The latest work, "On the Kennebec," has been completed and is shown below.  It is another painting in panoramic format of blooms seen here in Maine, this time from along the Kennebec in Bath.  I selected this scene because of the contrast it offers between the tree in blossom and the structures in the background.  This makes two paintings in this style, the first being the "Coastal Garden Rhododendron."  I plan to make a series of these by doing a third.  Alex and I returned from three weeks on the road, most of it in Florida, near St. Augustine.  The weather and scenery were a perfect change from this persistent winter here in Maine.  Check out the "mall egret" we found strolling the strip mall parking lot where we stopped for Thai food.  We also found the Ormond Memorial Art Museum in Ormond Beach, where they had a show focusing on race cars and the Daytona speedway, just down the beach.  The photo-realistic works of Colin Carter were particularly grabbing.  On a serious note, we hold the people of Japan and Libya in our thoughts and prayers.
Joe Godleski, "On the Kennebec"

Friday, February 11, 2011

A New Painting and a look at Rackstraw Downes

Casco Bay Ferry
Rackstraw Downes,
Farm Buildings
Near the Rio Grande:
West End of the
Barn, P.M.,
 The latest painting, "Casco Bay Ferry," took me in a different direction as far as painterly process.  I applied the paint in uniform blocks or dabs, with minimal gestures or lines, using a palette knife to flatten and coalesce adjoining dabs.  The over-all effect is an impressionistic one I am told, although I was not sure that was where it would end up.  It's something I'd like to try on a larger scale canvas with a freer palette, just to see.  On another note, Alex and I took in the Rackstraw Downes show at the Portland Museum of Art.  We both enjoyed the show immensely and found the works very accessible and remarkable.  Having spent a couple years in Kansas running on desolate roads there with a backdrop of dust, stone, scrub shrub, rusting equipment, lonesome structures and big sky, I felt particularly one with Mr. Downes paintings of the southwest like the one pictured above.  They offer a solitary man's view into these corners of our country that have their own character and aesthetic. 
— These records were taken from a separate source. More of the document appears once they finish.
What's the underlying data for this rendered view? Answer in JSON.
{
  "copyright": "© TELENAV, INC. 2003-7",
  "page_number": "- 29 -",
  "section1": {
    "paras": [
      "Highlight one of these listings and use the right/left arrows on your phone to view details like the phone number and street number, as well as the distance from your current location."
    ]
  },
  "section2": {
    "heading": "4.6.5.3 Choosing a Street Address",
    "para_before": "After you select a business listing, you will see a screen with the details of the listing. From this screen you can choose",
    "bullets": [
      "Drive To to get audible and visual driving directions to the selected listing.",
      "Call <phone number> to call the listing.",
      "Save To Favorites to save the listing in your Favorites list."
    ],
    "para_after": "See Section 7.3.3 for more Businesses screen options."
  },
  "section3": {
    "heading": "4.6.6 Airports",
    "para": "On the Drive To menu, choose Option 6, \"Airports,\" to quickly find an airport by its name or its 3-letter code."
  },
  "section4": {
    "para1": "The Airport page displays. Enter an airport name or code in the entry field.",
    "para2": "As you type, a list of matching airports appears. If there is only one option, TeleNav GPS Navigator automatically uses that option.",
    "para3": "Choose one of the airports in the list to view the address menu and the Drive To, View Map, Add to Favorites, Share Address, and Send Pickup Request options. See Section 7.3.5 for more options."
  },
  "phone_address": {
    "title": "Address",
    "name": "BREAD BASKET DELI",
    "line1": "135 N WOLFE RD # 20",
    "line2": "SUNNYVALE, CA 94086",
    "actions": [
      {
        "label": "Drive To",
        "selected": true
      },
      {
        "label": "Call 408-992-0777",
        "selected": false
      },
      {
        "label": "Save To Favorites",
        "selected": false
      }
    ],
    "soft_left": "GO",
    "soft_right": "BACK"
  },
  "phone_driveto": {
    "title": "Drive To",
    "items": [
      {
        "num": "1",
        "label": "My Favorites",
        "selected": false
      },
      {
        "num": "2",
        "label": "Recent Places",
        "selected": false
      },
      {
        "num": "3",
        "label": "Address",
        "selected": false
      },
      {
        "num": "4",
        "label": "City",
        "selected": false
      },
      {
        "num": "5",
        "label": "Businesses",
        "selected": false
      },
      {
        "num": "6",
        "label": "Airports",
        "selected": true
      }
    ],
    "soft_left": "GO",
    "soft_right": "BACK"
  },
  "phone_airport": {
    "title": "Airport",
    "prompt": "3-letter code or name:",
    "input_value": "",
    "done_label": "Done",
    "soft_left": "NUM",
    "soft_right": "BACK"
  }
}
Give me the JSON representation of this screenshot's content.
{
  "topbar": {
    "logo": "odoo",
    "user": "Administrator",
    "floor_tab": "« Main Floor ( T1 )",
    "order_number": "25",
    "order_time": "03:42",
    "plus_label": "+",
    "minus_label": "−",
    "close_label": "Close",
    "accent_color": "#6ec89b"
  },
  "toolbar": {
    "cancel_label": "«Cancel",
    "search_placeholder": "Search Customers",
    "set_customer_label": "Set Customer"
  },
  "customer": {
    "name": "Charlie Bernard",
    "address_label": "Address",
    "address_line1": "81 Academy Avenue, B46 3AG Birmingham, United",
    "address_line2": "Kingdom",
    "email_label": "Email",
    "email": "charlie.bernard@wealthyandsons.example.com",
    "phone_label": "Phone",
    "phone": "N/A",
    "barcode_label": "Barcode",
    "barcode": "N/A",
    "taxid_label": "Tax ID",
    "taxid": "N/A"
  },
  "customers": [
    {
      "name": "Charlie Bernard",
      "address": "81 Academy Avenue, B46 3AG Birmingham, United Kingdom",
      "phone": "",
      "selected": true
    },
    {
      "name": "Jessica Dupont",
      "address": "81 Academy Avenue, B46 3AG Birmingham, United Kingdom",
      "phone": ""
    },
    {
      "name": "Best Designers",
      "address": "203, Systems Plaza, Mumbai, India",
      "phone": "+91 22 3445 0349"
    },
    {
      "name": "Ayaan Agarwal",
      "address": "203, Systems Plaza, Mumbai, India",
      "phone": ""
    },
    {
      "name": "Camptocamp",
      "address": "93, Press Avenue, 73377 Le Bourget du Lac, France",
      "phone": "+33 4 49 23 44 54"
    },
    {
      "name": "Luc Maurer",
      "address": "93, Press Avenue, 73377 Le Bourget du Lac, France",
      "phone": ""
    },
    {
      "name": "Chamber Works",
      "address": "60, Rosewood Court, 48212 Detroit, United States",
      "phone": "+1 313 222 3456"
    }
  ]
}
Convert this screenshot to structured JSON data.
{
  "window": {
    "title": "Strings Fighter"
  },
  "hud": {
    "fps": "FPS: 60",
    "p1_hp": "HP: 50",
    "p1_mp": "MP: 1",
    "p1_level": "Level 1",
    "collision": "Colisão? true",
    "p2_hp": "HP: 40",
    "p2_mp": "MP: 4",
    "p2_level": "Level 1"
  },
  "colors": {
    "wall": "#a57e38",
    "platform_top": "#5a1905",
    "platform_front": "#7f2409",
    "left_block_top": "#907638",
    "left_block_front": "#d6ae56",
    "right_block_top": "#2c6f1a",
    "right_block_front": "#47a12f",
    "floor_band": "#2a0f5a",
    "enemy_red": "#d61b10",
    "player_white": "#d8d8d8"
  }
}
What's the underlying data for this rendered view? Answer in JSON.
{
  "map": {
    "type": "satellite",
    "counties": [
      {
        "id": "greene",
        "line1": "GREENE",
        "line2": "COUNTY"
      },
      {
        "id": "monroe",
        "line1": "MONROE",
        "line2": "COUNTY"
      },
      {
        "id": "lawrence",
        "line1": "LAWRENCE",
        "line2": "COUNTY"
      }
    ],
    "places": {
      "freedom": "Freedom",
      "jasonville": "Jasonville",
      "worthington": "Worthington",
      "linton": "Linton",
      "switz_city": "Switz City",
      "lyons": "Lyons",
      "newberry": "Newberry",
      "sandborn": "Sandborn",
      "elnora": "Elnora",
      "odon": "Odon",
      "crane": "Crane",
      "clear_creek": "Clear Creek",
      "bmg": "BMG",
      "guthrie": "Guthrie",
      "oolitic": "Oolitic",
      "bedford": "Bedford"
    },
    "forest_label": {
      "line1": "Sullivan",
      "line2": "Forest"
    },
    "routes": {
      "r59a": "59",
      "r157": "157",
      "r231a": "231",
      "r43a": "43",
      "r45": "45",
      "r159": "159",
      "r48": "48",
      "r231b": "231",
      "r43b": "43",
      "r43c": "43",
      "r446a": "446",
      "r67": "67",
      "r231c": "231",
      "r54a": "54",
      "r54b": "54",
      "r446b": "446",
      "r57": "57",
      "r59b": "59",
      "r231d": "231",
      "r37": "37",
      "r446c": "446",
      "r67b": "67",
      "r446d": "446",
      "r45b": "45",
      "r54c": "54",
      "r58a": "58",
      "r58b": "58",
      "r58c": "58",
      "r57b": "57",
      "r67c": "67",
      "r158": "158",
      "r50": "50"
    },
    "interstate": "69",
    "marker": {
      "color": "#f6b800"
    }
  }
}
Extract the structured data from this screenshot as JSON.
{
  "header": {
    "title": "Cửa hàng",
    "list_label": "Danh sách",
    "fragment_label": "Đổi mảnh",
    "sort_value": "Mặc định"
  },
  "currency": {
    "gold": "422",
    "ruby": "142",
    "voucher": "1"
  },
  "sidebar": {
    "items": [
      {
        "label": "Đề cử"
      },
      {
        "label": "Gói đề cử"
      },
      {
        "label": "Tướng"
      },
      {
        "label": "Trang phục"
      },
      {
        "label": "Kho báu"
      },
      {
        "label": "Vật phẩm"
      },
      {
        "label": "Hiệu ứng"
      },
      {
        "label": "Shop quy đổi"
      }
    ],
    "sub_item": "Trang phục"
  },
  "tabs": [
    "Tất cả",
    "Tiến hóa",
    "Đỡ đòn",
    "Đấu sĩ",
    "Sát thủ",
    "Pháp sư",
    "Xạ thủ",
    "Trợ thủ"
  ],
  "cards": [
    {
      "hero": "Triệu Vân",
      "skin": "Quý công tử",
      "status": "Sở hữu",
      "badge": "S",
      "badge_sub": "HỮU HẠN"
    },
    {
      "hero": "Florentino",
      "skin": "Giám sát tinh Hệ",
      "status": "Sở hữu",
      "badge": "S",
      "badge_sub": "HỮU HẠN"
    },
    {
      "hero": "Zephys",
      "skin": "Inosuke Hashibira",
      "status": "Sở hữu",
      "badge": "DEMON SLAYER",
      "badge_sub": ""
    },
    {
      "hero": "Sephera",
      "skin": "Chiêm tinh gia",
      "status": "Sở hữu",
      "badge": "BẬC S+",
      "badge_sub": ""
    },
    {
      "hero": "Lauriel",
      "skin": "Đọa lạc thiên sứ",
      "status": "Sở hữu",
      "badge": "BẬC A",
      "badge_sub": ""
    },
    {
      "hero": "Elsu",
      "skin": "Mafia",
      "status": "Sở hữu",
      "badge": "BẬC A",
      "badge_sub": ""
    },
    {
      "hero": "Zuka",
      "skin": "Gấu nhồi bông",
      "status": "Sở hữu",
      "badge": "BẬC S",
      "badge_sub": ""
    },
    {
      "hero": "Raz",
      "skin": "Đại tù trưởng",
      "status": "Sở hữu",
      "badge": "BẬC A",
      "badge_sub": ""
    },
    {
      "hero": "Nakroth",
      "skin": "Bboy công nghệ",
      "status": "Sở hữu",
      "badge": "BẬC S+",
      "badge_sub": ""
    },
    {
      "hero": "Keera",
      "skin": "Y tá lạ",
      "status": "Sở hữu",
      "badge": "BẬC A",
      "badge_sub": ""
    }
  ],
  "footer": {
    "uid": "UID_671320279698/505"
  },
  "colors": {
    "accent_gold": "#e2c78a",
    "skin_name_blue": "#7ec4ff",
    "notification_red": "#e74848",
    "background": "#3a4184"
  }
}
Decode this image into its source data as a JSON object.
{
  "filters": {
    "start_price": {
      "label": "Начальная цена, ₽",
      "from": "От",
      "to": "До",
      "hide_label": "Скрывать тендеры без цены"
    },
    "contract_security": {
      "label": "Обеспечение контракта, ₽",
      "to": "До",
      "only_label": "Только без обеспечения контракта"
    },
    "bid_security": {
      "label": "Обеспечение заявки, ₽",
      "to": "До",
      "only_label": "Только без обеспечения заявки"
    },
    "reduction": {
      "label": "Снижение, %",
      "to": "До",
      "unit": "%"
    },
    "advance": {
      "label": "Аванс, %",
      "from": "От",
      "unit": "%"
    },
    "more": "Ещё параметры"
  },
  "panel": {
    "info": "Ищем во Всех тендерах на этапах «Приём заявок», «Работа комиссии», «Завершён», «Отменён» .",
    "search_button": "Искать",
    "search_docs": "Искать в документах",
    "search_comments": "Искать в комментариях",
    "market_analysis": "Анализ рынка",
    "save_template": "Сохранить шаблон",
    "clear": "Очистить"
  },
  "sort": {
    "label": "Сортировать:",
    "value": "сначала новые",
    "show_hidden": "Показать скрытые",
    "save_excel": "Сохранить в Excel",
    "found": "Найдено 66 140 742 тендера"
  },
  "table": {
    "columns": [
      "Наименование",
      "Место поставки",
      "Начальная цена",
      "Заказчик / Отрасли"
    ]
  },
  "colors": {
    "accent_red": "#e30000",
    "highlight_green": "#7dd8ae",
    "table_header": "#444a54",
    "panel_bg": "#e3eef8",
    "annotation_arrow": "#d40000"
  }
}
Wednesday, January 19, 2011

Latest Work and a visit to NCMA

"Coastal Garden Rhododendron", Oil, 30" X 10"
The first new work of the new year has been completed - "Coastal Garden Rhododendron" - shown above. It is from a sketch and photo early last Spring at the Coastal Botanical Gardens.  Again, the panorama format seems to work well and I really enjoyed working on this piece. 

Bob Trotman, "Girl", 2002

Alex and I returned from a holiday road trip early this month.  We had a chance to visit the Norman Rockwell exhibit at the North Carolina Museum of Art in Raleigh.  It was surprisingly enjoyable.  While the art critics may not have been kind to Mr. Rockwell, there is little doubt his work is well-composed and executed.  The exhibit was quite large, with many, many of his oils spanning 5 decades and a compelling narrative to accompany.  Also, at the NCMA was Bob Trotman: Inverted Utopias, a series of life-size carved, painted wood figures in falling, floating, suspended or otherwise unusual poses.  These works were impressive in their construction and a little spooky in their connection with each other.